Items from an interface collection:
☆ ☆ ☆ ☆ ☆ ☆ ☆

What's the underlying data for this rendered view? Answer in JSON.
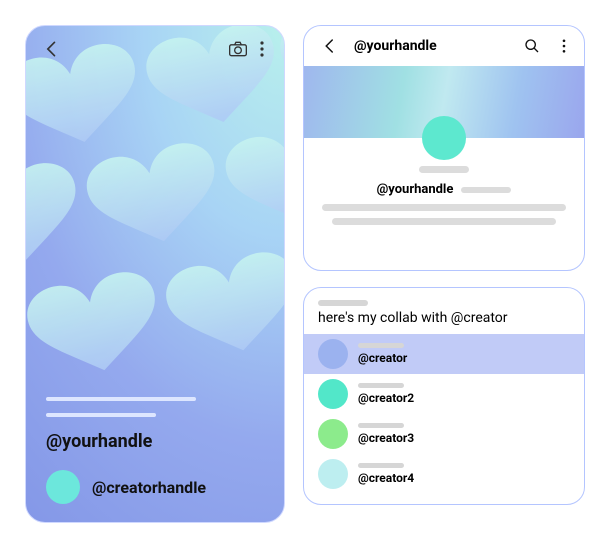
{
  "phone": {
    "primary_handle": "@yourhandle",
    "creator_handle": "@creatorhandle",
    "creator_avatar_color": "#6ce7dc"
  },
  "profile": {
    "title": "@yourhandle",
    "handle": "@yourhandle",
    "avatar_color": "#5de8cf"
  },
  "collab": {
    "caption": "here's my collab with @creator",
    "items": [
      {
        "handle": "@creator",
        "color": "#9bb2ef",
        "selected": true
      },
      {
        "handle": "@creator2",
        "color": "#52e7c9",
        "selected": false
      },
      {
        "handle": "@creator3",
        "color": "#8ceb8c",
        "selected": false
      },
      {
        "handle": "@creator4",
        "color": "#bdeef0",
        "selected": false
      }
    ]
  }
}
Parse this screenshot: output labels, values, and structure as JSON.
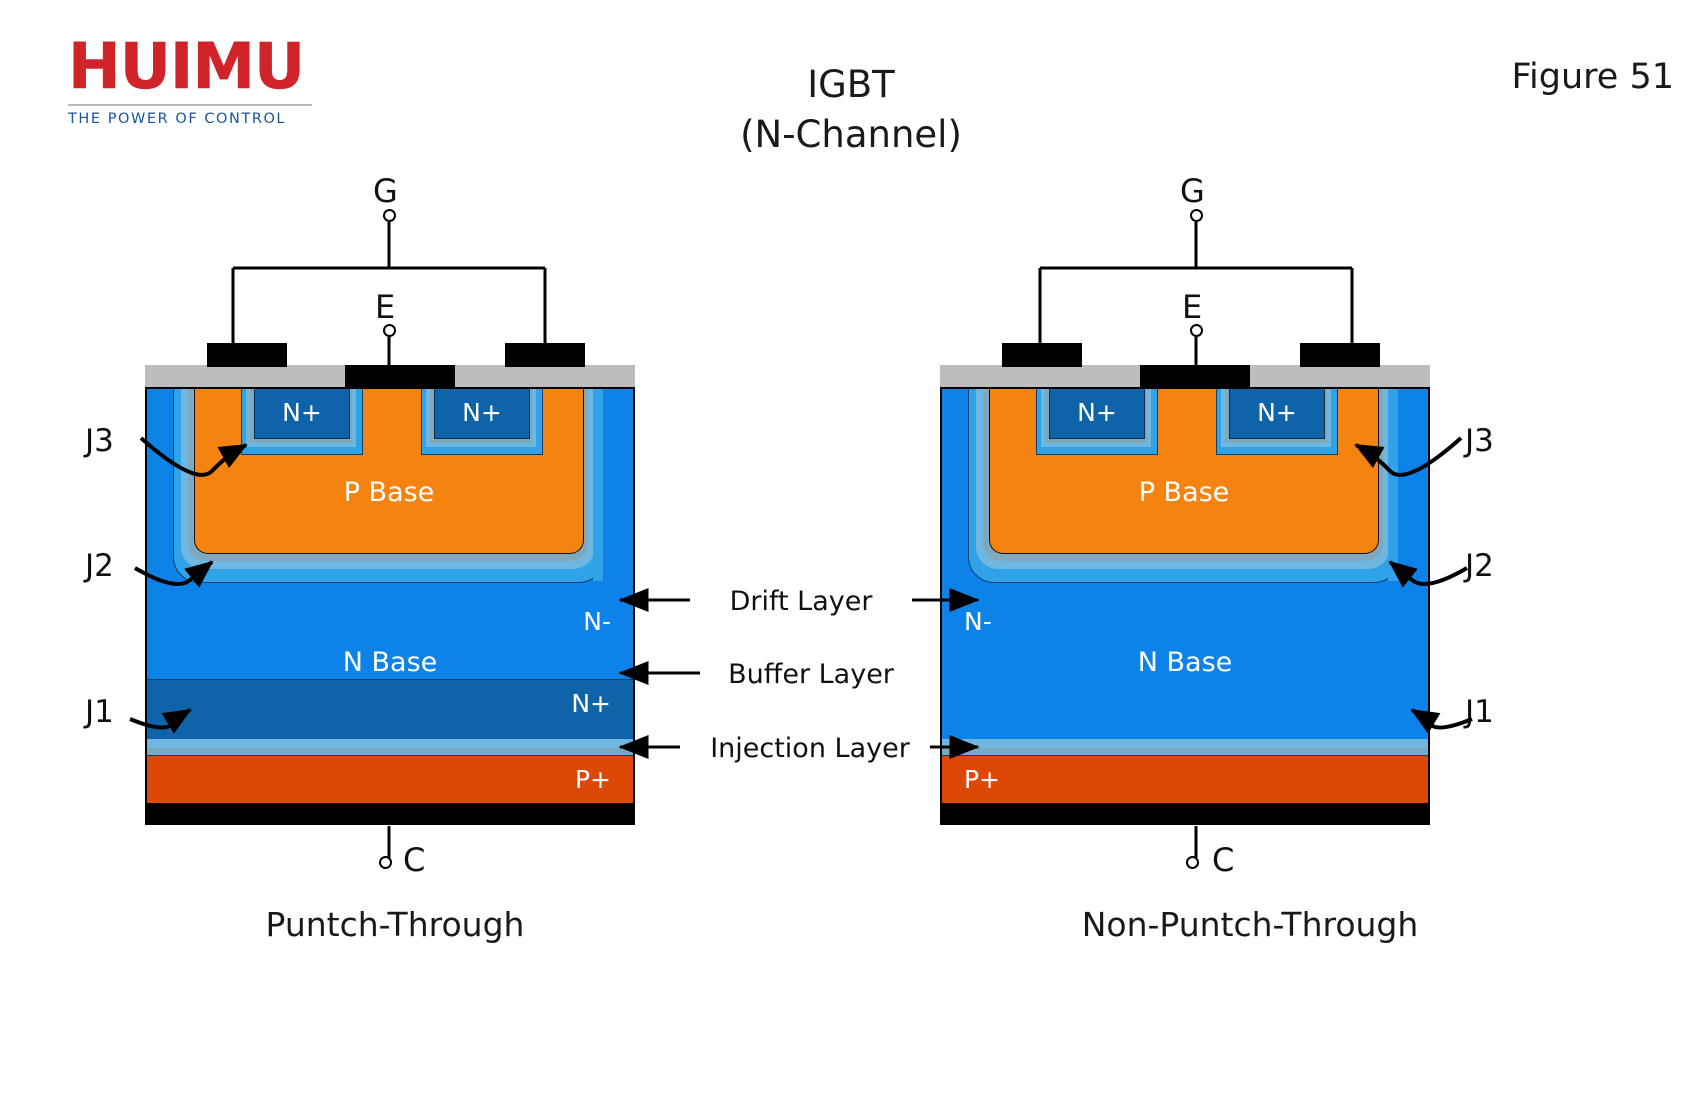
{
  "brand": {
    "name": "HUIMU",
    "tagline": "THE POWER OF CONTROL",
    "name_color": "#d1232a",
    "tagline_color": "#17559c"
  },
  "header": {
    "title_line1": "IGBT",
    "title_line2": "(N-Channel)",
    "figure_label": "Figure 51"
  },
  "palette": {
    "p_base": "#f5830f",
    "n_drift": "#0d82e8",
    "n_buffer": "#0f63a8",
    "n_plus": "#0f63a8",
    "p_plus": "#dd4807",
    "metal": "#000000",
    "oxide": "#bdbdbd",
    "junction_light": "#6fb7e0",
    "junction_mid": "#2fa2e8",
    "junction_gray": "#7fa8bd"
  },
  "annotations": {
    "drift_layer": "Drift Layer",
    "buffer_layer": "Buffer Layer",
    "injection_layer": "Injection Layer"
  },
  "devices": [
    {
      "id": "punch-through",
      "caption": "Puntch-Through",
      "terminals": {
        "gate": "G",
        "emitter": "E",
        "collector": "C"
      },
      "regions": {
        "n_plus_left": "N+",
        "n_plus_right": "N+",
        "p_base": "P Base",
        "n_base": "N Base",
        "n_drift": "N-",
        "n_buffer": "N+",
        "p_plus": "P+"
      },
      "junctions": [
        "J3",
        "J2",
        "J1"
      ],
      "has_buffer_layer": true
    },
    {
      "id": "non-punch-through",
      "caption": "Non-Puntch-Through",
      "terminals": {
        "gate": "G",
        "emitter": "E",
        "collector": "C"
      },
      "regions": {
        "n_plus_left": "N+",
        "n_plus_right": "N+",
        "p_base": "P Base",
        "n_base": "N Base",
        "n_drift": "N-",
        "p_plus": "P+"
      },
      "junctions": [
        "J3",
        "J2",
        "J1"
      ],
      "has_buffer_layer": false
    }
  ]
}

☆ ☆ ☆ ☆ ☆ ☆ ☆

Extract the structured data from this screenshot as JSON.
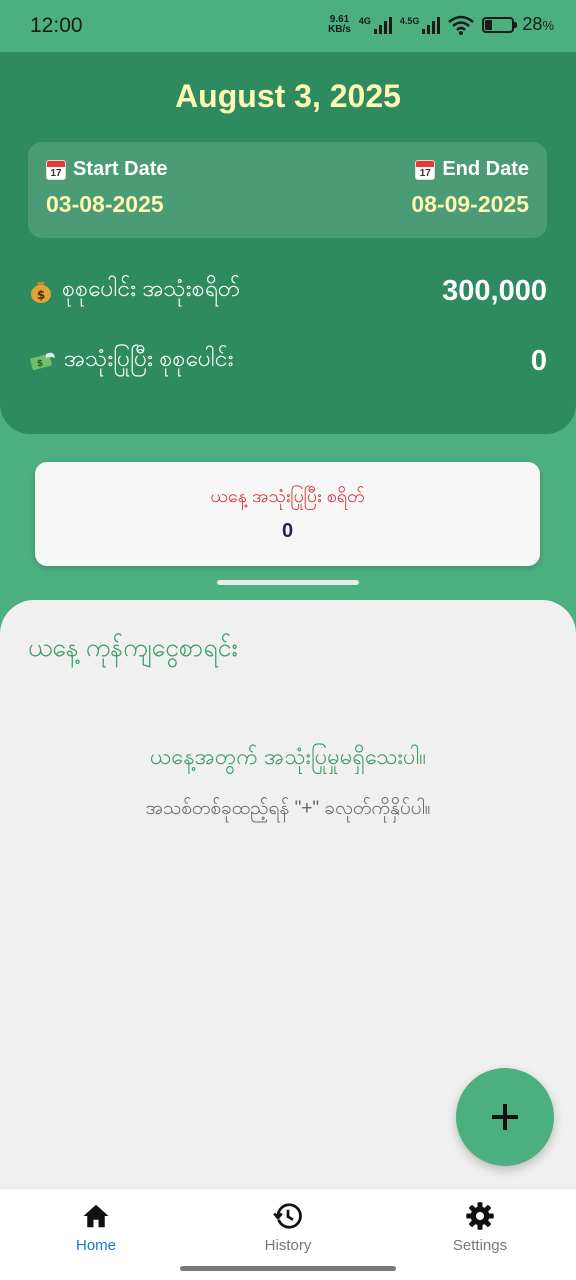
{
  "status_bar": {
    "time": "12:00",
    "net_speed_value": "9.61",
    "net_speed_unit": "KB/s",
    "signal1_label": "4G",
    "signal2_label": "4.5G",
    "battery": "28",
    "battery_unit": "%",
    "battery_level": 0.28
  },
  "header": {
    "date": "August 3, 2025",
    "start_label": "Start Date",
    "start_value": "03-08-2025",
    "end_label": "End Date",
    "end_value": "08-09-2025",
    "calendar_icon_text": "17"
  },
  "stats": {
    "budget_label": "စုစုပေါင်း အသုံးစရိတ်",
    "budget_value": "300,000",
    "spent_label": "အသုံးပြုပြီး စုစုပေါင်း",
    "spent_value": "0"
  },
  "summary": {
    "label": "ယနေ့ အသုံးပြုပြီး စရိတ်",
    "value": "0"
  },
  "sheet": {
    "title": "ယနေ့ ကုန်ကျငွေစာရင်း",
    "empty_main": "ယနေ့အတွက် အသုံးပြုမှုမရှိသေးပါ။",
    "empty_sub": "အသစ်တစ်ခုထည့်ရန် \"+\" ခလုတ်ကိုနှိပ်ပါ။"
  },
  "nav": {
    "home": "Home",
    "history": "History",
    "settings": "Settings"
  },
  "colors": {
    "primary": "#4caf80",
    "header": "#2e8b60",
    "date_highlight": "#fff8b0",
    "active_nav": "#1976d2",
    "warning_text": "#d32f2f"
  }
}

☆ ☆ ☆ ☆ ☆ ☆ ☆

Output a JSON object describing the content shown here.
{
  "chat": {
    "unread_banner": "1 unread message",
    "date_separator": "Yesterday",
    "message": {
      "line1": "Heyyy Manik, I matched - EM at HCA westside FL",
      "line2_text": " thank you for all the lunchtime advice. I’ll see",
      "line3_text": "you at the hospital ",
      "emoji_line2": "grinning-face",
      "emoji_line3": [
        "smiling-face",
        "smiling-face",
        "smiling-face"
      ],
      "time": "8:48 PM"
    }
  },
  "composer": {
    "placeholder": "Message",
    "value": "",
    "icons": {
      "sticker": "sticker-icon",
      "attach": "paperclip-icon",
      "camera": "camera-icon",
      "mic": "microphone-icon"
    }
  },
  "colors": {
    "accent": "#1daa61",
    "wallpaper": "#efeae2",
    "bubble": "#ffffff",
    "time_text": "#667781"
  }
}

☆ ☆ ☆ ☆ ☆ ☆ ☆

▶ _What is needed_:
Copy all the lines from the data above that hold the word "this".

▶ _Completed exercise_:
What's the underlying data for this rendered view? Answer in JSON.
Parse this screenshot: output labels, values, and structure as JSON.
Extract the structured data from this screenshot as JSON.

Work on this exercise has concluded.